Required work:
Using the records that follow, copy every line containing the word "aaaaaawm".

Stored data:
[Start of Attachment]

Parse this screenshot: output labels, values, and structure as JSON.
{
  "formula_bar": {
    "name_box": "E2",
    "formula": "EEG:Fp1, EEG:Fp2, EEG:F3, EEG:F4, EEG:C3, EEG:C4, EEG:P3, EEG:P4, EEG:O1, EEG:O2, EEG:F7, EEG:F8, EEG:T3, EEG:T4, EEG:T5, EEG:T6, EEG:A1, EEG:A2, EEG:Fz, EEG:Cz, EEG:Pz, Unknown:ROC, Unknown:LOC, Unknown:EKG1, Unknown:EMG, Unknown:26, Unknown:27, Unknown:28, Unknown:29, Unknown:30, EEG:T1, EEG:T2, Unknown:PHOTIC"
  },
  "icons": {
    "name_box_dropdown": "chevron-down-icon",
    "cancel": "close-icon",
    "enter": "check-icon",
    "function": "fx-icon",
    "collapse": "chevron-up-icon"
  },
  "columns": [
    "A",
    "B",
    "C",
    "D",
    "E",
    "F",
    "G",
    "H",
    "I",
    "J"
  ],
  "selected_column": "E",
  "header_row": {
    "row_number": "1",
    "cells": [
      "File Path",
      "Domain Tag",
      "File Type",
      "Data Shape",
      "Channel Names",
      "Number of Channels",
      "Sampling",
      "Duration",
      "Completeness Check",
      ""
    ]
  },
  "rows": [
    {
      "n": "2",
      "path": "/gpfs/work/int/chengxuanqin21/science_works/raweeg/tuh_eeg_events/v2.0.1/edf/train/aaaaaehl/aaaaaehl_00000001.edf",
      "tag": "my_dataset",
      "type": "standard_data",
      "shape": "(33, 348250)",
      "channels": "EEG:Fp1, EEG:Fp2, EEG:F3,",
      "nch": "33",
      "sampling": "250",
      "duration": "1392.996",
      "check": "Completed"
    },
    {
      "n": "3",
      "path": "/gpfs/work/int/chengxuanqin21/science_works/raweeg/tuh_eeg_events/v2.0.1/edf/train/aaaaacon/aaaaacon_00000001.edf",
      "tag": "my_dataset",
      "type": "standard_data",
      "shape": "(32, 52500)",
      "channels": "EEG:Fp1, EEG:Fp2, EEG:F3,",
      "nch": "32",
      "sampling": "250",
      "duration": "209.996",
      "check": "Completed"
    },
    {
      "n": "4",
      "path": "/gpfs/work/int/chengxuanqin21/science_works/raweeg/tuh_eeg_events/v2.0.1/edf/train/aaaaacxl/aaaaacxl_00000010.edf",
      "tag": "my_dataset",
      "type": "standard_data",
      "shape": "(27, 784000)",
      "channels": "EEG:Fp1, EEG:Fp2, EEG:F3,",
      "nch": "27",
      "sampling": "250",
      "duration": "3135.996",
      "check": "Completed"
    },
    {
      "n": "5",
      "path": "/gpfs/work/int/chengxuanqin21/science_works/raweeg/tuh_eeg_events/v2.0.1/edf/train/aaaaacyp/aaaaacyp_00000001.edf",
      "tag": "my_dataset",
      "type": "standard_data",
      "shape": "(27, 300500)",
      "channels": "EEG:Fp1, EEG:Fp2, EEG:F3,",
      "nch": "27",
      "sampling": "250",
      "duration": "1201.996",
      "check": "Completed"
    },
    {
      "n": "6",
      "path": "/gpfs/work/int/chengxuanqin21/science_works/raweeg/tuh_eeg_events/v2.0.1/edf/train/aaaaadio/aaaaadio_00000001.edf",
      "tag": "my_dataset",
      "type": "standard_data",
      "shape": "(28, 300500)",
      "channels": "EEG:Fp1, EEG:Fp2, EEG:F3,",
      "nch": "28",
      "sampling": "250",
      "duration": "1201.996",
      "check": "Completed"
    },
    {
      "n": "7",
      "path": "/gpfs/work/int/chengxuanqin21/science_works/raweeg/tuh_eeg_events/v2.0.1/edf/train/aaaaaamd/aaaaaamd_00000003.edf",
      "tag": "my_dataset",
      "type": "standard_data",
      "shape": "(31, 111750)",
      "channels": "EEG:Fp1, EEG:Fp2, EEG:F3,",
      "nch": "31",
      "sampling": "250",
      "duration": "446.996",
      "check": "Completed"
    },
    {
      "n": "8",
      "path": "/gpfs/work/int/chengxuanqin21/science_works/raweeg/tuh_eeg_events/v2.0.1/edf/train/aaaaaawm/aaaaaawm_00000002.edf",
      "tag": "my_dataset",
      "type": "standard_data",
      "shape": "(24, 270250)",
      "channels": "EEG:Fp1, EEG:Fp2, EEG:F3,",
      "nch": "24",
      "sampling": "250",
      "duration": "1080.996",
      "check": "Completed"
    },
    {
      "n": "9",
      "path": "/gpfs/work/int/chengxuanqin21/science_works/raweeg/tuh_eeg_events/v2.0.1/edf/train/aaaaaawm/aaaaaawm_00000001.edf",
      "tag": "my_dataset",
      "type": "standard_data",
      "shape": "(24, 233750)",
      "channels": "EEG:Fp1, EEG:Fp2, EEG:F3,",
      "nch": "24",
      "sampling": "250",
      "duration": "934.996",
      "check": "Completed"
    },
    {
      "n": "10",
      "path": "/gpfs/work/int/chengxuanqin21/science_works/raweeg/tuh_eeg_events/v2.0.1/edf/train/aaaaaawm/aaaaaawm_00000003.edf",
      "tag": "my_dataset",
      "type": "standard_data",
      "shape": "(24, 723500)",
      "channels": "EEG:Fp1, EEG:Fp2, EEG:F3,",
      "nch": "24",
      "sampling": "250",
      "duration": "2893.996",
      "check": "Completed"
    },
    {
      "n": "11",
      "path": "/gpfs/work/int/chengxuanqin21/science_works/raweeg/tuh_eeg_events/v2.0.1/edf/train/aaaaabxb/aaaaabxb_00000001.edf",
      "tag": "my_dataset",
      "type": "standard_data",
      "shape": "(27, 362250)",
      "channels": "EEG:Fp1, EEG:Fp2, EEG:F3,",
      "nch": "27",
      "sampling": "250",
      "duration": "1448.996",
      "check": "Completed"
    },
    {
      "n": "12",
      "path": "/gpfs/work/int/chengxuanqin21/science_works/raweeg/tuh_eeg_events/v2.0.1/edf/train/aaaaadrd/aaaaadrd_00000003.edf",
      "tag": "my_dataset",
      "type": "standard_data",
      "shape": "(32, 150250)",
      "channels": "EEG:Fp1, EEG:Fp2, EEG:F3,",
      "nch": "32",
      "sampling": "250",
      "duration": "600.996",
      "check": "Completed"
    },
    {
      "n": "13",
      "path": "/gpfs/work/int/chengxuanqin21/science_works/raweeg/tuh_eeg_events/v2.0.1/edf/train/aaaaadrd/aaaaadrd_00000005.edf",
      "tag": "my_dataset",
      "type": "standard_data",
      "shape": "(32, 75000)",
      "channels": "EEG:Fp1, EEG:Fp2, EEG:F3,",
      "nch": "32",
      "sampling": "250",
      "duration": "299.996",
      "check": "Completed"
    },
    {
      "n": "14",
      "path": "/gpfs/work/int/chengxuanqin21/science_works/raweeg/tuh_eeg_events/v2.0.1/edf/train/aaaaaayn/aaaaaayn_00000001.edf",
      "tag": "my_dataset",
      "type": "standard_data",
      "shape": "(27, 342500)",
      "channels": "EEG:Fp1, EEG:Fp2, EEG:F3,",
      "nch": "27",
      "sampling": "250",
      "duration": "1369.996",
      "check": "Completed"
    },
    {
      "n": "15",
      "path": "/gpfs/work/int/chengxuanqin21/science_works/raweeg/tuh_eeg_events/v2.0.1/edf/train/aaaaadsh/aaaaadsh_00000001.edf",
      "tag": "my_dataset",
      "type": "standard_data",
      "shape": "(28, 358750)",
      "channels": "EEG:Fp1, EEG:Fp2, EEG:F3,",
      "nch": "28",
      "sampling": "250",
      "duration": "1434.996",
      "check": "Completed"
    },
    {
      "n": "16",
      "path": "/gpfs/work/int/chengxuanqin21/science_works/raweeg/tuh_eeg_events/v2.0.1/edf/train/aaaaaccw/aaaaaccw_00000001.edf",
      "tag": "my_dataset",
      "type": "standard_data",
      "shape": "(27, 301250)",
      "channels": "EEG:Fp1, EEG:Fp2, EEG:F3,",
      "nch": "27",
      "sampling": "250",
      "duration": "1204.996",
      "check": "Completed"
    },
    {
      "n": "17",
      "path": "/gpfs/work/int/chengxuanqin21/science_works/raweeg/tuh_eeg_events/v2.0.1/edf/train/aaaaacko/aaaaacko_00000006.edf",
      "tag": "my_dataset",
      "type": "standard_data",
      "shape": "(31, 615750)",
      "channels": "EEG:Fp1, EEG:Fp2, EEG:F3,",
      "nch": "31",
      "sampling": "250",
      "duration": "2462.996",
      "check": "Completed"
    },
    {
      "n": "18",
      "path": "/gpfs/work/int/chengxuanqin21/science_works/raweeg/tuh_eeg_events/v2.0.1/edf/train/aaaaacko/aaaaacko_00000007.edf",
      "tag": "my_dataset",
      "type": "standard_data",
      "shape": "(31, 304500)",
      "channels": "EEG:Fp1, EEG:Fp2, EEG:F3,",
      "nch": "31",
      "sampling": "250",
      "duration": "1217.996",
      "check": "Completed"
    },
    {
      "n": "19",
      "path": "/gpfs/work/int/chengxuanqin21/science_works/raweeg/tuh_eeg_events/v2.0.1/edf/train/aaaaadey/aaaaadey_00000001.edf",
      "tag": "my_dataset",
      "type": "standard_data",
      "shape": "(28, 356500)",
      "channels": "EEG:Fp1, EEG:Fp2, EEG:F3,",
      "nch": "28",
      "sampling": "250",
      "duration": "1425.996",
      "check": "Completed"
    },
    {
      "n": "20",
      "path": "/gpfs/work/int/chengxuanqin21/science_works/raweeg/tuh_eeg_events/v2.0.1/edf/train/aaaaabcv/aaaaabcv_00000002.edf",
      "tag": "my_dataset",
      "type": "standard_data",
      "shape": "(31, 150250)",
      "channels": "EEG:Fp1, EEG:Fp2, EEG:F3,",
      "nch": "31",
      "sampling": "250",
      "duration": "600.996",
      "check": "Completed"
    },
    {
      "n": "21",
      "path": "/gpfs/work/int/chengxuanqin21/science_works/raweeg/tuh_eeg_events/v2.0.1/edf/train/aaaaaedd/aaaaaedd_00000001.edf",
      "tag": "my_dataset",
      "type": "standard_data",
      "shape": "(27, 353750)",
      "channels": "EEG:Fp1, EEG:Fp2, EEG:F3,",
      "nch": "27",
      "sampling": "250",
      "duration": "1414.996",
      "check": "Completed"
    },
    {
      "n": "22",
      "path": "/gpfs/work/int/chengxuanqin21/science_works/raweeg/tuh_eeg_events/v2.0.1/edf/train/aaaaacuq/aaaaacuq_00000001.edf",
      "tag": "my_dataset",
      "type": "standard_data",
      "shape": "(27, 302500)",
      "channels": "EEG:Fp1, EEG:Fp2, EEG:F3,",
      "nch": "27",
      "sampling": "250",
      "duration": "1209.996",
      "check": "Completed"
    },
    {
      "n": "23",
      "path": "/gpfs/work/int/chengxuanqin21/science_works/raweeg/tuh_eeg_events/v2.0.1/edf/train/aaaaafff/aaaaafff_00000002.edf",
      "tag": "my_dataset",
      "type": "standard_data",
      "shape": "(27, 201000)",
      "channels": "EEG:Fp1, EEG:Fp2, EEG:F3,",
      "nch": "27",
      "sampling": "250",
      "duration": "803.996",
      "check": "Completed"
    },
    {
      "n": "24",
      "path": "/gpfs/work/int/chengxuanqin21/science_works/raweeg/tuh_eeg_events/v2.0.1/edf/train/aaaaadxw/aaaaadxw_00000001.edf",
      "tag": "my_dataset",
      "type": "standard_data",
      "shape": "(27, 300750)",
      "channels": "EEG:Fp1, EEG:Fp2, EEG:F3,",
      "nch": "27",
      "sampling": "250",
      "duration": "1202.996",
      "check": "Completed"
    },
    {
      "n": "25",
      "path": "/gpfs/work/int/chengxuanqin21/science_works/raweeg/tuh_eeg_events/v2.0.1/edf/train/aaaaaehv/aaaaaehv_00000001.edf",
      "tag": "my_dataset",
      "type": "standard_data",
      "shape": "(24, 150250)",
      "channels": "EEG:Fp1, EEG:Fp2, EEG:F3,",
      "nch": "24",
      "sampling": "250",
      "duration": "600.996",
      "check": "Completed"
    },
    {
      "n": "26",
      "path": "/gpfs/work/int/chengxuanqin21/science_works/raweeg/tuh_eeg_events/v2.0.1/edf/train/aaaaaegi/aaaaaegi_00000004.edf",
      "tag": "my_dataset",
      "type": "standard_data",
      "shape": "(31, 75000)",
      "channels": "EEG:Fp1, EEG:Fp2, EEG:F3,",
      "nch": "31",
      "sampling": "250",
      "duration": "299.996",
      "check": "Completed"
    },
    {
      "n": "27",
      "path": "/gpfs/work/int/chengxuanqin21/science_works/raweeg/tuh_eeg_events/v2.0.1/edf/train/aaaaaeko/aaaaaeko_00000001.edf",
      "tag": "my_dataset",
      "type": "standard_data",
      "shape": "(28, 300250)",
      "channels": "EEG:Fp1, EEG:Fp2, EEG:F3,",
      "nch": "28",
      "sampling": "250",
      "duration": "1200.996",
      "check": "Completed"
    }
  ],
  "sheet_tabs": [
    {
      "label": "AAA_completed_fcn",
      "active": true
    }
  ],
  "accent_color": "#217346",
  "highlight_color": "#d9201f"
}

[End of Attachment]

Task answer:
      "path": "/gpfs/work/int/chengxuanqin21/science_works/raweeg/tuh_eeg_events/v2.0.1/edf/train/aaaaaawm/aaaaaawm_00000002.edf",
      "path": "/gpfs/work/int/chengxuanqin21/science_works/raweeg/tuh_eeg_events/v2.0.1/edf/train/aaaaaawm/aaaaaawm_00000001.edf",
      "path": "/gpfs/work/int/chengxuanqin21/science_works/raweeg/tuh_eeg_events/v2.0.1/edf/train/aaaaaawm/aaaaaawm_00000003.edf",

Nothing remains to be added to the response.